Copy every line below exactly.

• _Web page and app entries_:
####
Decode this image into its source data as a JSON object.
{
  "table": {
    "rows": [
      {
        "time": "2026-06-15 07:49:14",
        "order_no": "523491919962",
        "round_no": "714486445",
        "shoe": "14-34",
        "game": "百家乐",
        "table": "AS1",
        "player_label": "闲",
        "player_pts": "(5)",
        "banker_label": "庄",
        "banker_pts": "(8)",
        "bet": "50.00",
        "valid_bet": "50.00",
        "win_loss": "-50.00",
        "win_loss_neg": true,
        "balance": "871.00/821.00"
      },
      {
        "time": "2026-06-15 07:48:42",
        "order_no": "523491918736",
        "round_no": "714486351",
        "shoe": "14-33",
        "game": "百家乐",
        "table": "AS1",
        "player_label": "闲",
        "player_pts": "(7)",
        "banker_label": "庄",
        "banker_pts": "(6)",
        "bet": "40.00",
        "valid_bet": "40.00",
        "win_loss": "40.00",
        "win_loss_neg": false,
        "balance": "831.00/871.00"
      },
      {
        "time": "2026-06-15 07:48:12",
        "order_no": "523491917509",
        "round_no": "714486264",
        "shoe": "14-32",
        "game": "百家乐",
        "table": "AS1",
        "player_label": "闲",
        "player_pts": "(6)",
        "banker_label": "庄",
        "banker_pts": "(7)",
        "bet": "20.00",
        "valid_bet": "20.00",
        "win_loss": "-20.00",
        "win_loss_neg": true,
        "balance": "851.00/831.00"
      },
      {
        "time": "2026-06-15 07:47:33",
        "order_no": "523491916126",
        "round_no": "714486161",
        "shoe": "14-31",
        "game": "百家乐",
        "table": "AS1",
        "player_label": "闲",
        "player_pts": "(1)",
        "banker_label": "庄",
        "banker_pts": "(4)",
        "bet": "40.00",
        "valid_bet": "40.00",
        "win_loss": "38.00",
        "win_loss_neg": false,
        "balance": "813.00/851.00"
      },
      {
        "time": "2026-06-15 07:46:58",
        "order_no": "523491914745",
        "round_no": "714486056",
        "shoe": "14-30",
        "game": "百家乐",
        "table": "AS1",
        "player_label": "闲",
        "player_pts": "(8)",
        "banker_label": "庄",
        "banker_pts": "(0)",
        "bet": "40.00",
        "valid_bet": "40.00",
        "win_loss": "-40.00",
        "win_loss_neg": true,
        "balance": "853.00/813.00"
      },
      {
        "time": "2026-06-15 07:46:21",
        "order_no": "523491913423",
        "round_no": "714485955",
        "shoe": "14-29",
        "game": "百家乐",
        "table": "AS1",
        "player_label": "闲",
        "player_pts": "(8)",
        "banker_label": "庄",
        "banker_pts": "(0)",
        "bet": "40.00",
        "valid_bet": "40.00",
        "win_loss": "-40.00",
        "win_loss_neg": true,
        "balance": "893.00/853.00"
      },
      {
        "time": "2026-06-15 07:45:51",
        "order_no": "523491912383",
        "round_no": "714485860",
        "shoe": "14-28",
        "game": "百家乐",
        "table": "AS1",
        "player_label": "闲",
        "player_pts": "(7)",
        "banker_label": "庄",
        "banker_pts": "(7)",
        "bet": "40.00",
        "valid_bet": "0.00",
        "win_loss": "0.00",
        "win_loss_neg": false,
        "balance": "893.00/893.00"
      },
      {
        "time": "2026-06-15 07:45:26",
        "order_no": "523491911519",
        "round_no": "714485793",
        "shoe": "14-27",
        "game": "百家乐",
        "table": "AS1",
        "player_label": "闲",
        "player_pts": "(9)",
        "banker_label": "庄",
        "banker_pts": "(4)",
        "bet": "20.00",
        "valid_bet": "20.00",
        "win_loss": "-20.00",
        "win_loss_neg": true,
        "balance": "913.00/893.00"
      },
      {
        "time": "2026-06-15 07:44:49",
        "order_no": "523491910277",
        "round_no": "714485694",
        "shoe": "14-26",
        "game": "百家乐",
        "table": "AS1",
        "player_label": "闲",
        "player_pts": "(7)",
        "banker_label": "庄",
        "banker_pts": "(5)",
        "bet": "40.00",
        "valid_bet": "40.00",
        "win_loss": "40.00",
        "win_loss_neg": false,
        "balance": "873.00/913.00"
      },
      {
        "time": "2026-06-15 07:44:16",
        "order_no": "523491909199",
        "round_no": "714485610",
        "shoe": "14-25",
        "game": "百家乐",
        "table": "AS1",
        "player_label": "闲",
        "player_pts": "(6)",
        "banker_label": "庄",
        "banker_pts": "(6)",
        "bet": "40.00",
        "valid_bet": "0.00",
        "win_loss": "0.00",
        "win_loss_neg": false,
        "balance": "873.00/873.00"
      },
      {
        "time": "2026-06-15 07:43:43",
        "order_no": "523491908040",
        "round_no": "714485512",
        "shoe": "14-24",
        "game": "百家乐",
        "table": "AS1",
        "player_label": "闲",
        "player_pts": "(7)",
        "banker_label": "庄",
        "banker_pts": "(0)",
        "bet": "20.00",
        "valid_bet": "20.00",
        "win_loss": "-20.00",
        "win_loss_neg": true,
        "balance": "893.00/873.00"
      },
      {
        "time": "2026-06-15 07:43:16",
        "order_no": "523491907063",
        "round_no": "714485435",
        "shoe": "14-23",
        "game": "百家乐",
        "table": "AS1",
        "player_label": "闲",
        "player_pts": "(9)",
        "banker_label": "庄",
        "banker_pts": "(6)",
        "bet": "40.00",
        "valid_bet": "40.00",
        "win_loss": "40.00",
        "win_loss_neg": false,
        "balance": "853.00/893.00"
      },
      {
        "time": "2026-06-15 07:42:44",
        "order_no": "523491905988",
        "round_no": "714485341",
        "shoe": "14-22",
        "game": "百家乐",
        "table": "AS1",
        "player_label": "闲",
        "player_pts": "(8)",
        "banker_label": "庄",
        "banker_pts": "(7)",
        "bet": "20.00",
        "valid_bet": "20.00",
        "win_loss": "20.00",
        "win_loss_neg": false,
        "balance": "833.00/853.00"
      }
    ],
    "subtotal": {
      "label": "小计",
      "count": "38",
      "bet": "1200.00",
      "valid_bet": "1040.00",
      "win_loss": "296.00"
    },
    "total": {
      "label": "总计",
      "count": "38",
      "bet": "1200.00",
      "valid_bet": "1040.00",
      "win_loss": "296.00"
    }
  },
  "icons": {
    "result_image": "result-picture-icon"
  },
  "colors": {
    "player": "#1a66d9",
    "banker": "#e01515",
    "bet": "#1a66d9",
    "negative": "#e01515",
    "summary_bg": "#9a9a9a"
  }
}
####
• _Problem solution_:
Decode this image into its source data as a JSON object.
{
  "table": {
    "rows": [
      {
        "time": "2026-06-15 07:49:14",
        "order_no": "523491919962",
        "round_no": "714486445",
        "shoe": "14-34",
        "game": "百家乐",
        "table": "AS1",
        "player_label": "闲",
        "player_pts": "(5)",
        "banker_label": "庄",
        "banker_pts": "(8)",
        "bet": "50.00",
        "valid_bet": "50.00",
        "win_loss": "-50.00",
        "win_loss_neg": true,
        "balance": "871.00/821.00"
      },
      {
        "time": "2026-06-15 07:48:42",
        "order_no": "523491918736",
        "round_no": "714486351",
        "shoe": "14-33",
        "game": "百家乐",
        "table": "AS1",
        "player_label": "闲",
        "player_pts": "(7)",
        "banker_label": "庄",
        "banker_pts": "(6)",
        "bet": "40.00",
        "valid_bet": "40.00",
        "win_loss": "40.00",
        "win_loss_neg": false,
        "balance": "831.00/871.00"
      },
      {
        "time": "2026-06-15 07:48:12",
        "order_no": "523491917509",
        "round_no": "714486264",
        "shoe": "14-32",
        "game": "百家乐",
        "table": "AS1",
        "player_label": "闲",
        "player_pts": "(6)",
        "banker_label": "庄",
        "banker_pts": "(7)",
        "bet": "20.00",
        "valid_bet": "20.00",
        "win_loss": "-20.00",
        "win_loss_neg": true,
        "balance": "851.00/831.00"
      },
      {
        "time": "2026-06-15 07:47:33",
        "order_no": "523491916126",
        "round_no": "714486161",
        "shoe": "14-31",
        "game": "百家乐",
        "table": "AS1",
        "player_label": "闲",
        "player_pts": "(1)",
        "banker_label": "庄",
        "banker_pts": "(4)",
        "bet": "40.00",
        "valid_bet": "40.00",
        "win_loss": "38.00",
        "win_loss_neg": false,
        "balance": "813.00/851.00"
      },
      {
        "time": "2026-06-15 07:46:58",
        "order_no": "523491914745",
        "round_no": "714486056",
        "shoe": "14-30",
        "game": "百家乐",
        "table": "AS1",
        "player_label": "闲",
        "player_pts": "(8)",
        "banker_label": "庄",
        "banker_pts": "(0)",
        "bet": "40.00",
        "valid_bet": "40.00",
        "win_loss": "-40.00",
        "win_loss_neg": true,
        "balance": "853.00/813.00"
      },
      {
        "time": "2026-06-15 07:46:21",
        "order_no": "523491913423",
        "round_no": "714485955",
        "shoe": "14-29",
        "game": "百家乐",
        "table": "AS1",
        "player_label": "闲",
        "player_pts": "(8)",
        "banker_label": "庄",
        "banker_pts": "(0)",
        "bet": "40.00",
        "valid_bet": "40.00",
        "win_loss": "-40.00",
        "win_loss_neg": true,
        "balance": "893.00/853.00"
      },
      {
        "time": "2026-06-15 07:45:51",
        "order_no": "523491912383",
        "round_no": "714485860",
        "shoe": "14-28",
        "game": "百家乐",
        "table": "AS1",
        "player_label": "闲",
        "player_pts": "(7)",
        "banker_label": "庄",
        "banker_pts": "(7)",
        "bet": "40.00",
        "valid_bet": "0.00",
        "win_loss": "0.00",
        "win_loss_neg": false,
        "balance": "893.00/893.00"
      },
      {
        "time": "2026-06-15 07:45:26",
        "order_no": "523491911519",
        "round_no": "714485793",
        "shoe": "14-27",
        "game": "百家乐",
        "table": "AS1",
        "player_label": "闲",
        "player_pts": "(9)",
        "banker_label": "庄",
        "banker_pts": "(4)",
        "bet": "20.00",
        "valid_bet": "20.00",
        "win_loss": "-20.00",
        "win_loss_neg": true,
        "balance": "913.00/893.00"
      },
      {
        "time": "2026-06-15 07:44:49",
        "order_no": "523491910277",
        "round_no": "714485694",
        "shoe": "14-26",
        "game": "百家乐",
        "table": "AS1",
        "player_label": "闲",
        "player_pts": "(7)",
        "banker_label": "庄",
        "banker_pts": "(5)",
        "bet": "40.00",
        "valid_bet": "40.00",
        "win_loss": "40.00",
        "win_loss_neg": false,
        "balance": "873.00/913.00"
      },
      {
        "time": "2026-06-15 07:44:16",
        "order_no": "523491909199",
        "round_no": "714485610",
        "shoe": "14-25",
        "game": "百家乐",
        "table": "AS1",
        "player_label": "闲",
        "player_pts": "(6)",
        "banker_label": "庄",
        "banker_pts": "(6)",
        "bet": "40.00",
        "valid_bet": "0.00",
        "win_loss": "0.00",
        "win_loss_neg": false,
        "balance": "873.00/873.00"
      },
      {
        "time": "2026-06-15 07:43:43",
        "order_no": "523491908040",
        "round_no": "714485512",
        "shoe": "14-24",
        "game": "百家乐",
        "table": "AS1",
        "player_label": "闲",
        "player_pts": "(7)",
        "banker_label": "庄",
        "banker_pts": "(0)",
        "bet": "20.00",
        "valid_bet": "20.00",
        "win_loss": "-20.00",
        "win_loss_neg": true,
        "balance": "893.00/873.00"
      },
      {
        "time": "2026-06-15 07:43:16",
        "order_no": "523491907063",
        "round_no": "714485435",
        "shoe": "14-23",
        "game": "百家乐",
        "table": "AS1",
        "player_label": "闲",
        "player_pts": "(9)",
        "banker_label": "庄",
        "banker_pts": "(6)",
        "bet": "40.00",
        "valid_bet": "40.00",
        "win_loss": "40.00",
        "win_loss_neg": false,
        "balance": "853.00/893.00"
      },
      {
        "time": "2026-06-15 07:42:44",
        "order_no": "523491905988",
        "round_no": "714485341",
        "shoe": "14-22",
        "game": "百家乐",
        "table": "AS1",
        "player_label": "闲",
        "player_pts": "(8)",
        "banker_label": "庄",
        "banker_pts": "(7)",
        "bet": "20.00",
        "valid_bet": "20.00",
        "win_loss": "20.00",
        "win_loss_neg": false,
        "balance": "833.00/853.00"
      }
    ],
    "subtotal": {
      "label": "小计",
      "count": "38",
      "bet": "1200.00",
      "valid_bet": "1040.00",
      "win_loss": "296.00"
    },
    "total": {
      "label": "总计",
      "count": "38",
      "bet": "1200.00",
      "valid_bet": "1040.00",
      "win_loss": "296.00"
    }
  },
  "icons": {
    "result_image": "result-picture-icon"
  },
  "colors": {
    "player": "#1a66d9",
    "banker": "#e01515",
    "bet": "#1a66d9",
    "negative": "#e01515",
    "summary_bg": "#9a9a9a"
  }
}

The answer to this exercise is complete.